ACTIVITY>
Read the lines of the data below and retrieve those with "icon".

EXCERPTED RECORDS>

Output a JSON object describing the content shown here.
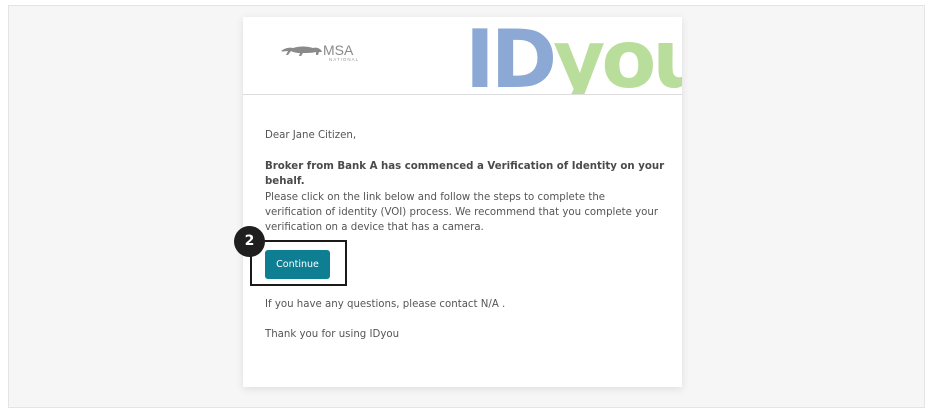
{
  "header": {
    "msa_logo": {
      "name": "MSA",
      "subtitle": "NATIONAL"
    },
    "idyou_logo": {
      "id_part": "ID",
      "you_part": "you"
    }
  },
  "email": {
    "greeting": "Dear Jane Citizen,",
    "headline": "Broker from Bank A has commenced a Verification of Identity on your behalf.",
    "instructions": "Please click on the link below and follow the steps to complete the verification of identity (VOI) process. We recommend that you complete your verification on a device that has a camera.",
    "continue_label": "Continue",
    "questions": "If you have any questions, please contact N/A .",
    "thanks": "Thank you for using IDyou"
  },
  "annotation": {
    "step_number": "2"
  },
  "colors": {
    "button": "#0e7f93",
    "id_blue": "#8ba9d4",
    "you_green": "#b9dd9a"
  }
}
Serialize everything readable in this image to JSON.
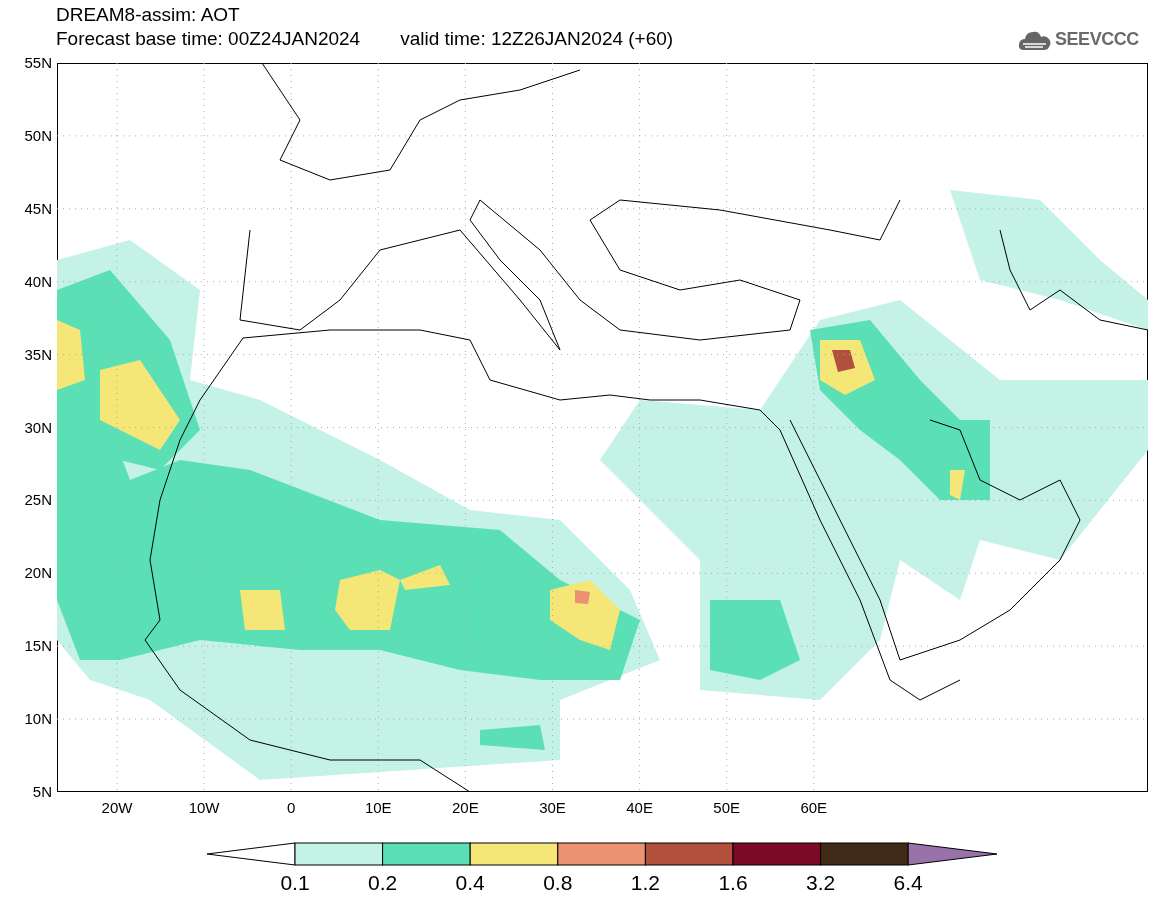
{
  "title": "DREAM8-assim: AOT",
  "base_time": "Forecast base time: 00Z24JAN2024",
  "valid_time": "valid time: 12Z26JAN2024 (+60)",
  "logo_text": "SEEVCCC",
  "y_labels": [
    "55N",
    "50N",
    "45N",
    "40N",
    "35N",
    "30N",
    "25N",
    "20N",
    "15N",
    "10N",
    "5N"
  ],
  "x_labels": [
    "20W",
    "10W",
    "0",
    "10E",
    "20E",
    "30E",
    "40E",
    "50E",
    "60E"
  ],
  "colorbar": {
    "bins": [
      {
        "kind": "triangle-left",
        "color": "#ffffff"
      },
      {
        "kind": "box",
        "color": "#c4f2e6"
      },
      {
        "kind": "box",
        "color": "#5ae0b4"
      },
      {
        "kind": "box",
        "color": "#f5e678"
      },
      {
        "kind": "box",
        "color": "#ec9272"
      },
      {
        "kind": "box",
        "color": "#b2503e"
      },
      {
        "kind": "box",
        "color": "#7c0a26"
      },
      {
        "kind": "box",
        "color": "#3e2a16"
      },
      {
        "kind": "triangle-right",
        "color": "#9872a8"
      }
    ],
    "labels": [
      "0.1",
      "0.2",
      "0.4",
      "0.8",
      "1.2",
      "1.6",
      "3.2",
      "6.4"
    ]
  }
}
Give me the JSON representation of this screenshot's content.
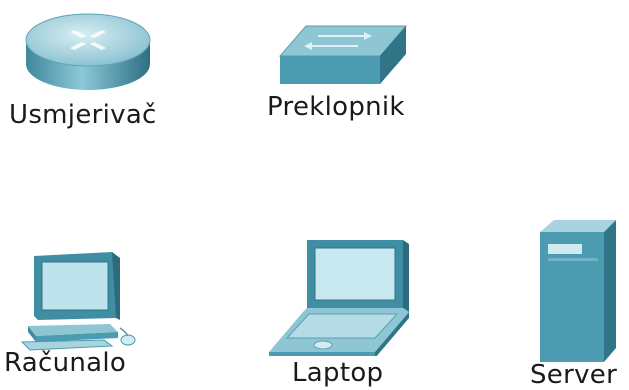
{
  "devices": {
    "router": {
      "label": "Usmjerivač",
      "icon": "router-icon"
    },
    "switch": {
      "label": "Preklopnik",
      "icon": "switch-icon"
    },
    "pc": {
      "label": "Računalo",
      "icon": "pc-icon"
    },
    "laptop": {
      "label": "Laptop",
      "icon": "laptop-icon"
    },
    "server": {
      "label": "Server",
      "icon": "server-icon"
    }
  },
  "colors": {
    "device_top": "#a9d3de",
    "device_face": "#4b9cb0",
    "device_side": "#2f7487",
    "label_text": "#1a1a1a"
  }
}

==

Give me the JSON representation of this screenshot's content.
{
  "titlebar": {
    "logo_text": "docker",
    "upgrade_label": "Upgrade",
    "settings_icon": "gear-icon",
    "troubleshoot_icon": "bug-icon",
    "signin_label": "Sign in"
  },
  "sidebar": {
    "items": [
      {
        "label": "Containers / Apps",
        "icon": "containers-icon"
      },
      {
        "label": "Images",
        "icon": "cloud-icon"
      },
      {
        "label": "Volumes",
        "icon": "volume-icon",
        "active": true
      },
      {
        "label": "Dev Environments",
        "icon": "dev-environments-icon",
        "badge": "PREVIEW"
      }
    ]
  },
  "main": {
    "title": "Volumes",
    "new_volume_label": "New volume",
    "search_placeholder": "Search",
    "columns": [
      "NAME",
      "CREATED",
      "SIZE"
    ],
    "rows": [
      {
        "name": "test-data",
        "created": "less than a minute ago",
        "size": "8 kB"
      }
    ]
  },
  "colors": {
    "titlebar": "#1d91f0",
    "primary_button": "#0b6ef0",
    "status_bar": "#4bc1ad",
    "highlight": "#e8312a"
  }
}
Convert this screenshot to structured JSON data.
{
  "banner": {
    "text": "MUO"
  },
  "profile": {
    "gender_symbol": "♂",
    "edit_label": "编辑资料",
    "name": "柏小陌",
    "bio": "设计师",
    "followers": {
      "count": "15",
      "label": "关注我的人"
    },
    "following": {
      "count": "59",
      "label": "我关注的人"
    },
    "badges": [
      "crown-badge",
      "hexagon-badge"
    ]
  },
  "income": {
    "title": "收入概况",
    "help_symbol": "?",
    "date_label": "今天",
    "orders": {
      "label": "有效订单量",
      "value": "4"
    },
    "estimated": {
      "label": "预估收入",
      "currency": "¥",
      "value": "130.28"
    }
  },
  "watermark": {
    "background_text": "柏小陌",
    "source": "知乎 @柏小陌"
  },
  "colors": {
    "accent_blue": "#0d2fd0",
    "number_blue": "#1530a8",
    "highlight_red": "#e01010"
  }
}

YOUR SOLUTION>
      "icon": "router-icon"
      "icon": "switch-icon"
      "icon": "pc-icon"
      "icon": "laptop-icon"
      "icon": "server-icon"
    "settings_icon": "gear-icon",
    "troubleshoot_icon": "bug-icon",
        "icon": "containers-icon"
        "icon": "cloud-icon"
        "icon": "volume-icon",
        "icon": "dev-environments-icon",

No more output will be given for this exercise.